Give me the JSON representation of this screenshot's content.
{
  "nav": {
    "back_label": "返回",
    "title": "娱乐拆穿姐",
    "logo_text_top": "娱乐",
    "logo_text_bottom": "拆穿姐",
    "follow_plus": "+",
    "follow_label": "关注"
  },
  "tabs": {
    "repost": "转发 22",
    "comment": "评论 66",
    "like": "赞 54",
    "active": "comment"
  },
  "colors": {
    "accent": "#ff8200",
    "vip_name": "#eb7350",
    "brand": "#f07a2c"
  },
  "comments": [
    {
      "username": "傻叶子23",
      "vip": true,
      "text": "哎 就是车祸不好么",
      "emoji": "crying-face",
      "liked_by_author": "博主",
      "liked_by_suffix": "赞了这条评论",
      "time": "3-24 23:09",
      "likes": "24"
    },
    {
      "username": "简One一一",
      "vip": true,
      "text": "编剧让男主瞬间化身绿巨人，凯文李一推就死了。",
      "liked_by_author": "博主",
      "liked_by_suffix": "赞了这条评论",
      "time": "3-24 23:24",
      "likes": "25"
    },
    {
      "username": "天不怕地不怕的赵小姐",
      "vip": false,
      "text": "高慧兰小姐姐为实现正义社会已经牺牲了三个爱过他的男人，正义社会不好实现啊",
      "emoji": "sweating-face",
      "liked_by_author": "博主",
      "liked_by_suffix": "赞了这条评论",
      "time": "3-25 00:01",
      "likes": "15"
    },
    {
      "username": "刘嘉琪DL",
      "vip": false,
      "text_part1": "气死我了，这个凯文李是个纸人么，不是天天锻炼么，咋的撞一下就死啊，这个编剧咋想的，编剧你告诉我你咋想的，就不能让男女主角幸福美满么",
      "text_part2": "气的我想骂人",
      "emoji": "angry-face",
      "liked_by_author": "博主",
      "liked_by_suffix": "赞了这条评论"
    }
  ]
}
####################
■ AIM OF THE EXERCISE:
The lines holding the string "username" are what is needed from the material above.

■ PROBLEM SOLUTION:
      "username": "傻叶子23",
      "username": "简One一一",
      "username": "天不怕地不怕的赵小姐",
      "username": "刘嘉琪DL",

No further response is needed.